## RECORDS SHOWN
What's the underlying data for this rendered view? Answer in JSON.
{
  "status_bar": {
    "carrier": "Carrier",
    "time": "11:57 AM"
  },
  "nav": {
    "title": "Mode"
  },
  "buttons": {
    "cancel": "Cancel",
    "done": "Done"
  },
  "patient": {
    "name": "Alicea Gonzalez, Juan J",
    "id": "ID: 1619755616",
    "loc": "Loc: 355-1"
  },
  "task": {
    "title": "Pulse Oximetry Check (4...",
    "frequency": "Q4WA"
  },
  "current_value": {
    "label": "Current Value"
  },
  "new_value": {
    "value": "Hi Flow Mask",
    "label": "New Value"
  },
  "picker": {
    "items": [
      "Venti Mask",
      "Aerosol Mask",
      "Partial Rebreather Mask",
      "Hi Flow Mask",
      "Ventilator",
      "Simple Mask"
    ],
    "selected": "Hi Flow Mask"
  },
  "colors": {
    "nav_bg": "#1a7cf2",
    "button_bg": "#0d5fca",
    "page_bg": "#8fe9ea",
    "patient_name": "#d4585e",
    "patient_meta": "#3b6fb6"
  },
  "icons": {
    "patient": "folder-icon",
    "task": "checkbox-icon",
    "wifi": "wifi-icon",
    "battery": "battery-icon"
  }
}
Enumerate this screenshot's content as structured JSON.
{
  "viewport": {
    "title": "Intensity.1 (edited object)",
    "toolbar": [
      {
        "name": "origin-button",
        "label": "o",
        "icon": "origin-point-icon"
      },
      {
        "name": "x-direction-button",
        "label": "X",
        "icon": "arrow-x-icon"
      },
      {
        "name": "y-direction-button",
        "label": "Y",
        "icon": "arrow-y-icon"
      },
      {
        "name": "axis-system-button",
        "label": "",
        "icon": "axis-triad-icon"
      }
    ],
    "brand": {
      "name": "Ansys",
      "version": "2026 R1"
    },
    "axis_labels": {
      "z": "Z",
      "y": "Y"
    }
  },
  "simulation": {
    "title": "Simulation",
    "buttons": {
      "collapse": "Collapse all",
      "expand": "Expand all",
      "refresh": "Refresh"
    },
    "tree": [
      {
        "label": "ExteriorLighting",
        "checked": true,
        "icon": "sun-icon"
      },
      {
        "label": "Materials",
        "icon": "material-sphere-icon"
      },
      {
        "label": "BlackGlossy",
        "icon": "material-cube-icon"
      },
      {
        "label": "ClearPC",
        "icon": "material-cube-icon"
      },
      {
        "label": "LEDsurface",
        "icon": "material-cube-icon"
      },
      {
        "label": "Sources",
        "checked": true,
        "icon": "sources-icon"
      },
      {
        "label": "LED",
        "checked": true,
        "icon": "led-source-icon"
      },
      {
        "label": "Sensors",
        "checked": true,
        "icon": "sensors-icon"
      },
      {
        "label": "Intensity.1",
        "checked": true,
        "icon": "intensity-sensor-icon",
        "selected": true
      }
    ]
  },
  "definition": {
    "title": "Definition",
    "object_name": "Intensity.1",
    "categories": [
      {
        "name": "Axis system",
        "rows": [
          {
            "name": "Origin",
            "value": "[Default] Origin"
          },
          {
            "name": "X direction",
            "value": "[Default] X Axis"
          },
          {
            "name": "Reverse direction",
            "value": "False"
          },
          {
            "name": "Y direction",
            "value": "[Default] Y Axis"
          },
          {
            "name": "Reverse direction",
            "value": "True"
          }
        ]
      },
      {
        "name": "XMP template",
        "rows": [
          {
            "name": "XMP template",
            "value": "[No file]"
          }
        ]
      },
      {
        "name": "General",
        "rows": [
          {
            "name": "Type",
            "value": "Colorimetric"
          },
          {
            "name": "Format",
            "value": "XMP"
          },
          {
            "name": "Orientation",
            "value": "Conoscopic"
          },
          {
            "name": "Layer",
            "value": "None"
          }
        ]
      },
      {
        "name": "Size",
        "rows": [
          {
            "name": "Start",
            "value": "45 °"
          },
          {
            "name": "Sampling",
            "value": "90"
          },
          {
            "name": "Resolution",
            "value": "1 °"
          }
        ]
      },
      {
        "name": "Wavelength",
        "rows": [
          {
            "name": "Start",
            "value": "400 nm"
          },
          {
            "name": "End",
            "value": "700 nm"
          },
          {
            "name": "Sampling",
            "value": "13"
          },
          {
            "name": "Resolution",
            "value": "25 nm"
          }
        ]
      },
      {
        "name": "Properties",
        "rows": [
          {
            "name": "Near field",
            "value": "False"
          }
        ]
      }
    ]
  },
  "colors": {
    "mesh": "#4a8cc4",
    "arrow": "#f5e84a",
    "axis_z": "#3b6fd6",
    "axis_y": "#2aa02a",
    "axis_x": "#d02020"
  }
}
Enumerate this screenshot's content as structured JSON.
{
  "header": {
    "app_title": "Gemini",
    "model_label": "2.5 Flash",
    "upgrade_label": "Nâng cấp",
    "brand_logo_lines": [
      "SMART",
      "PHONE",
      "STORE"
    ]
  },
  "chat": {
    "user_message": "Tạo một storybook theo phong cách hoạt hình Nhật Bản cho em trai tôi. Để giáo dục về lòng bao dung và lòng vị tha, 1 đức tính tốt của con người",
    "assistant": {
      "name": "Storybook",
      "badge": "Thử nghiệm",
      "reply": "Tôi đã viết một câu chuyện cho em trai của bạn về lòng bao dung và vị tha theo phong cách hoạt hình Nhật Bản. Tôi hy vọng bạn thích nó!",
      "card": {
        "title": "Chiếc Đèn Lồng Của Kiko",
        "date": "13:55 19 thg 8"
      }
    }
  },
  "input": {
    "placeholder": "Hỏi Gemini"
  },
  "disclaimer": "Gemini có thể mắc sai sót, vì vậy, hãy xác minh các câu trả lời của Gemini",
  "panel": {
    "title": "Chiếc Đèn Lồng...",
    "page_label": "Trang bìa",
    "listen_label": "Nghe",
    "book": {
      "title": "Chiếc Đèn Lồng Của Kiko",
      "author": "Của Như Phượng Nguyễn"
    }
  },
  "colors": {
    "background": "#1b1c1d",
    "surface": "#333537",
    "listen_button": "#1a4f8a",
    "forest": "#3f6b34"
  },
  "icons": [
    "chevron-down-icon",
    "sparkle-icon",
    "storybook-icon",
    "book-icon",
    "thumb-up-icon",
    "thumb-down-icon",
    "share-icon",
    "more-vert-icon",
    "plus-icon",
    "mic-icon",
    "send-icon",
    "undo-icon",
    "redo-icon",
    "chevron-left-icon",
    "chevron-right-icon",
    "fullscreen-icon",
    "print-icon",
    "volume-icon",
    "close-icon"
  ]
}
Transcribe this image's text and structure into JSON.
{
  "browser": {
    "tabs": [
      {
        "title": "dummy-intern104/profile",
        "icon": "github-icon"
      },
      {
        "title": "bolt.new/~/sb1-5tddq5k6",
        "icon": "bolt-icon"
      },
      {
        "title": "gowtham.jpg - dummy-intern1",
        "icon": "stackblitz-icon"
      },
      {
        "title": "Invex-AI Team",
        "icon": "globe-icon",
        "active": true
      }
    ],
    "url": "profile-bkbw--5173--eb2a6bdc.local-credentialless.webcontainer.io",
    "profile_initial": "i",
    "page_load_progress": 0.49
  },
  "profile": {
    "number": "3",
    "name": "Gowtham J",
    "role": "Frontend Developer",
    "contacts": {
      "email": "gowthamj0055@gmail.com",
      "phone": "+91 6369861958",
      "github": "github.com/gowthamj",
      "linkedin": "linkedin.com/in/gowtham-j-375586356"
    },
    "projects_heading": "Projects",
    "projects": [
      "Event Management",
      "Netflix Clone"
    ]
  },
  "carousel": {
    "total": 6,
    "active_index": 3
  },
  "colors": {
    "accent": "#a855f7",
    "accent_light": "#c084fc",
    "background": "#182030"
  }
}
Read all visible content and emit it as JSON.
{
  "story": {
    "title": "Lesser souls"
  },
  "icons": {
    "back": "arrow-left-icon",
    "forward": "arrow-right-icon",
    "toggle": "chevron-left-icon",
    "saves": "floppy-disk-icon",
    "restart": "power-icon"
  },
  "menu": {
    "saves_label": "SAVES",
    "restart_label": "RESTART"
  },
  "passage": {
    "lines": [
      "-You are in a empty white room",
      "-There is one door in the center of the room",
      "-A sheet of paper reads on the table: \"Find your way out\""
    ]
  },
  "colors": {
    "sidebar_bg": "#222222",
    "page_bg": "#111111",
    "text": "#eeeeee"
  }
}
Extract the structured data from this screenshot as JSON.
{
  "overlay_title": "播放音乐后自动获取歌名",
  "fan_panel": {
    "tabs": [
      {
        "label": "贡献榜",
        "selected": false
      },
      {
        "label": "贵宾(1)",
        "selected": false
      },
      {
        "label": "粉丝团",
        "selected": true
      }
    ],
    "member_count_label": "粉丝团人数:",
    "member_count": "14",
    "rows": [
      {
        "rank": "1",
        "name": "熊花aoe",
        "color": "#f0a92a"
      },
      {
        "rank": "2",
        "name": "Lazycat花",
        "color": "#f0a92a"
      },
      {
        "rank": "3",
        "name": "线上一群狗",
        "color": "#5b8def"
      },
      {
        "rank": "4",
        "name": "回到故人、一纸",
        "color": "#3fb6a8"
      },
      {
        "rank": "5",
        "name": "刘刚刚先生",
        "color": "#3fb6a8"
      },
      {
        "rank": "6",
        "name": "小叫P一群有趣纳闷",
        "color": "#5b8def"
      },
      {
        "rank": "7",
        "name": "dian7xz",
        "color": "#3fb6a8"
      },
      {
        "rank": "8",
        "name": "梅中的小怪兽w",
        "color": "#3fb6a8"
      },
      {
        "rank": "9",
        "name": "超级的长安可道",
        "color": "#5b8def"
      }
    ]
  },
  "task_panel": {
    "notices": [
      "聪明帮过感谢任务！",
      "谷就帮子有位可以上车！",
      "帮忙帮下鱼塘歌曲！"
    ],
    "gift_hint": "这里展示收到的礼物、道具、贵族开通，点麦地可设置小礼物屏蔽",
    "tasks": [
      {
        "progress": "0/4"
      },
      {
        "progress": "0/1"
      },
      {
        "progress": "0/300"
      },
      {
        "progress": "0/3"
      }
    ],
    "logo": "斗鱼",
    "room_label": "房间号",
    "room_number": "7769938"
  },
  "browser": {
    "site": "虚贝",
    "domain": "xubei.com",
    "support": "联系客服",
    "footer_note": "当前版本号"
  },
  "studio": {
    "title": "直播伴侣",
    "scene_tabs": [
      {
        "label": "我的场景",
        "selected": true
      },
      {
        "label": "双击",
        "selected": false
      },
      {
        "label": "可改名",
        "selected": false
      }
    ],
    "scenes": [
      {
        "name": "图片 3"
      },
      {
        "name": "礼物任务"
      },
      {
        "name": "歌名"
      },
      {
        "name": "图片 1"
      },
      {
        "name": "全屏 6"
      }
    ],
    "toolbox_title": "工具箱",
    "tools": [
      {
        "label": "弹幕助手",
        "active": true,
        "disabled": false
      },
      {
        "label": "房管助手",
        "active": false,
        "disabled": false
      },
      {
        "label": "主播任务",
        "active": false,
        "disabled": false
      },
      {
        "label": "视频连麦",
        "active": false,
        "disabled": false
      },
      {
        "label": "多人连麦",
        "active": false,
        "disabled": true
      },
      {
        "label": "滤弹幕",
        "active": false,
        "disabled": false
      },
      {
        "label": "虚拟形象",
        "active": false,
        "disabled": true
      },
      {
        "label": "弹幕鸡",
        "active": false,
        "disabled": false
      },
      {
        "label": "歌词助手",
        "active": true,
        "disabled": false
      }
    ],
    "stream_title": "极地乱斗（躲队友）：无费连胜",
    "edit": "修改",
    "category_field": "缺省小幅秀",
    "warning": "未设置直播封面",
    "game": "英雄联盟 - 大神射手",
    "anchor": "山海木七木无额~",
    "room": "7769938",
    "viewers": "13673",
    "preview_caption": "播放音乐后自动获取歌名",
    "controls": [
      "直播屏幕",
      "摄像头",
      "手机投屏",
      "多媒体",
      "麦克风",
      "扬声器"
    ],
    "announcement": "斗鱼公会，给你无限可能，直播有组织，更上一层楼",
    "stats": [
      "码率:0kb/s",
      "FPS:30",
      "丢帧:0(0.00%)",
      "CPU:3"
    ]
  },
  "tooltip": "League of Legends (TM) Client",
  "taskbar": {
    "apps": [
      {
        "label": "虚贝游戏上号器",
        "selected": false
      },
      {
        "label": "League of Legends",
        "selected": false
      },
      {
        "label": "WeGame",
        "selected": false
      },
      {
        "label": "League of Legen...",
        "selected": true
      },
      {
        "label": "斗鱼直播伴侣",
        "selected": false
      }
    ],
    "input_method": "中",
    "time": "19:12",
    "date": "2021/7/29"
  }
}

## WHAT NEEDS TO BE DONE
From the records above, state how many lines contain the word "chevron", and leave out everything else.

## EXERCISE ANSWER
4